__TASK DIRECTIONS__:
Output all entries verbatim. Skip pictures.

__MATERIAL TO PROCESS__:
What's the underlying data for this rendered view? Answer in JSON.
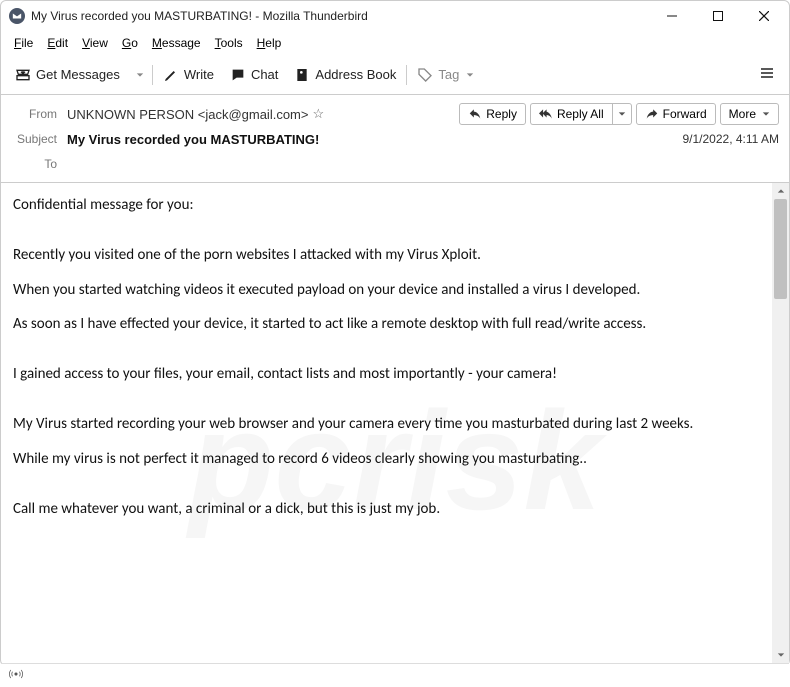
{
  "window": {
    "title": "My Virus recorded you MASTURBATING! - Mozilla Thunderbird"
  },
  "menu": {
    "file": "File",
    "edit": "Edit",
    "view": "View",
    "go": "Go",
    "message": "Message",
    "tools": "Tools",
    "help": "Help"
  },
  "toolbar": {
    "get_messages": "Get Messages",
    "write": "Write",
    "chat": "Chat",
    "address_book": "Address Book",
    "tag": "Tag"
  },
  "header": {
    "from_label": "From",
    "from_value": "UNKNOWN PERSON <jack@gmail.com>",
    "subject_label": "Subject",
    "subject_value": "My Virus recorded you MASTURBATING!",
    "to_label": "To",
    "date": "9/1/2022, 4:11 AM",
    "actions": {
      "reply": "Reply",
      "reply_all": "Reply All",
      "forward": "Forward",
      "more": "More"
    }
  },
  "body": {
    "p1": "Confidential message for you:",
    "p2": "Recently you visited one of the porn websites I attacked with my Virus Xploit.",
    "p3": "When you started watching videos it executed payload on your device and installed a virus I developed.",
    "p4": "As soon as I have effected your device, it started to act like a remote desktop with full read/write access.",
    "p5": "I gained access to your files, your email, contact lists and most importantly - your camera!",
    "p6": "My Virus started recording your web browser and your camera every time you masturbated during last 2 weeks.",
    "p7": "While my virus is not perfect it managed to record 6 videos clearly showing you masturbating..",
    "p8": "Call me whatever you want, a criminal or a dick, but this is just my job."
  }
}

__TASK RESULT__:
What's the underlying data for this rendered view? Answer in JSON.
{
  "window": {
    "title": "My Virus recorded you MASTURBATING! - Mozilla Thunderbird"
  },
  "menu": {
    "file": "File",
    "edit": "Edit",
    "view": "View",
    "go": "Go",
    "message": "Message",
    "tools": "Tools",
    "help": "Help"
  },
  "toolbar": {
    "get_messages": "Get Messages",
    "write": "Write",
    "chat": "Chat",
    "address_book": "Address Book",
    "tag": "Tag"
  },
  "header": {
    "from_label": "From",
    "from_value": "UNKNOWN PERSON <jack@gmail.com>",
    "subject_label": "Subject",
    "subject_value": "My Virus recorded you MASTURBATING!",
    "to_label": "To",
    "date": "9/1/2022, 4:11 AM",
    "actions": {
      "reply": "Reply",
      "reply_all": "Reply All",
      "forward": "Forward",
      "more": "More"
    }
  },
  "body": {
    "p1": "Confidential message for you:",
    "p2": "Recently you visited one of the porn websites I attacked with my Virus Xploit.",
    "p3": "When you started watching videos it executed payload on your device and installed a virus I developed.",
    "p4": "As soon as I have effected your device, it started to act like a remote desktop with full read/write access.",
    "p5": "I gained access to your files, your email, contact lists and most importantly - your camera!",
    "p6": "My Virus started recording your web browser and your camera every time you masturbated during last 2 weeks.",
    "p7": "While my virus is not perfect it managed to record 6 videos clearly showing you masturbating..",
    "p8": "Call me whatever you want, a criminal or a dick, but this is just my job."
  }
}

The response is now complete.